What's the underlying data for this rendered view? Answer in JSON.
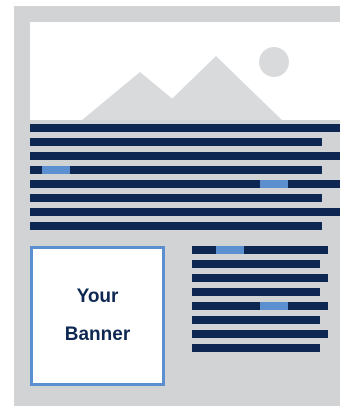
{
  "banner": {
    "line1": "Your",
    "line2": "Banner"
  },
  "colors": {
    "frame": "#d2d3d5",
    "text_line": "#0e2752",
    "highlight": "#5b8fd0",
    "hero_shape": "#d9dadc",
    "background": "#ffffff"
  },
  "icons": {
    "hero": "mountain-sun-placeholder-icon"
  }
}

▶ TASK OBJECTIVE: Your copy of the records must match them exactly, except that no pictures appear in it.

▶ REPLY:
What's the underlying data for this rendered view? Answer in JSON.
{
  "banner": {
    "line1": "Your",
    "line2": "Banner"
  },
  "colors": {
    "frame": "#d2d3d5",
    "text_line": "#0e2752",
    "highlight": "#5b8fd0",
    "hero_shape": "#d9dadc",
    "background": "#ffffff"
  },
  "icons": {
    "hero": "mountain-sun-placeholder-icon"
  }
}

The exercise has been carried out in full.